● **WHAT YOU WILL DO**
Would you write out every entry exactly, but without the pictures?

● **INPUT FOR THIS TASK**
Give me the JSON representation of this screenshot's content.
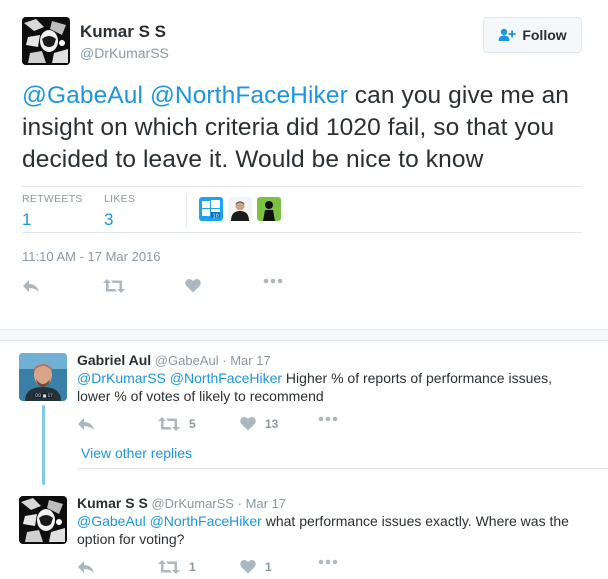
{
  "main_tweet": {
    "author_name": "Kumar S S",
    "author_handle": "@DrKumarSS",
    "follow_label": "Follow",
    "mention_1": "@GabeAul",
    "mention_2": "@NorthFaceHiker",
    "body": " can you give me an insight on which criteria did 1020 fail, so that you decided to leave it. Would be nice to know",
    "retweets_label": "RETWEETS",
    "retweets_value": "1",
    "likes_label": "LIKES",
    "likes_value": "3",
    "timestamp": "11:10 AM - 17 Mar 2016",
    "liker_avatars": [
      "windows-10-logo",
      "person-avatar",
      "green-silhouette-avatar"
    ]
  },
  "replies": [
    {
      "author_name": "Gabriel Aul",
      "author_handle": "@GabeAul",
      "date": "Mar 17",
      "mention_1": "@DrKumarSS",
      "mention_2": "@NorthFaceHiker",
      "body": " Higher % of reports of performance issues, lower % of votes of likely to recommend",
      "retweet_count": "5",
      "like_count": "13"
    },
    {
      "author_name": "Kumar S S",
      "author_handle": "@DrKumarSS",
      "date": "Mar 17",
      "mention_1": "@GabeAul",
      "mention_2": "@NorthFaceHiker",
      "body": " what performance issues exactly. Where was the option for voting?",
      "retweet_count": "1",
      "like_count": "1"
    }
  ],
  "view_other_replies": "View other replies",
  "colors": {
    "link": "#1b95e0",
    "text": "#292f33",
    "muted": "#8899a6",
    "icon": "#aab8c2",
    "thread": "#82c7ee"
  }
}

● **COMPLETED TASK**
Give me the JSON representation of this screenshot's content.
{
  "main_tweet": {
    "author_name": "Kumar S S",
    "author_handle": "@DrKumarSS",
    "follow_label": "Follow",
    "mention_1": "@GabeAul",
    "mention_2": "@NorthFaceHiker",
    "body": " can you give me an insight on which criteria did 1020 fail, so that you decided to leave it. Would be nice to know",
    "retweets_label": "RETWEETS",
    "retweets_value": "1",
    "likes_label": "LIKES",
    "likes_value": "3",
    "timestamp": "11:10 AM - 17 Mar 2016",
    "liker_avatars": [
      "windows-10-logo",
      "person-avatar",
      "green-silhouette-avatar"
    ]
  },
  "replies": [
    {
      "author_name": "Gabriel Aul",
      "author_handle": "@GabeAul",
      "date": "Mar 17",
      "mention_1": "@DrKumarSS",
      "mention_2": "@NorthFaceHiker",
      "body": " Higher % of reports of performance issues, lower % of votes of likely to recommend",
      "retweet_count": "5",
      "like_count": "13"
    },
    {
      "author_name": "Kumar S S",
      "author_handle": "@DrKumarSS",
      "date": "Mar 17",
      "mention_1": "@GabeAul",
      "mention_2": "@NorthFaceHiker",
      "body": " what performance issues exactly. Where was the option for voting?",
      "retweet_count": "1",
      "like_count": "1"
    }
  ],
  "view_other_replies": "View other replies",
  "colors": {
    "link": "#1b95e0",
    "text": "#292f33",
    "muted": "#8899a6",
    "icon": "#aab8c2",
    "thread": "#82c7ee"
  }
}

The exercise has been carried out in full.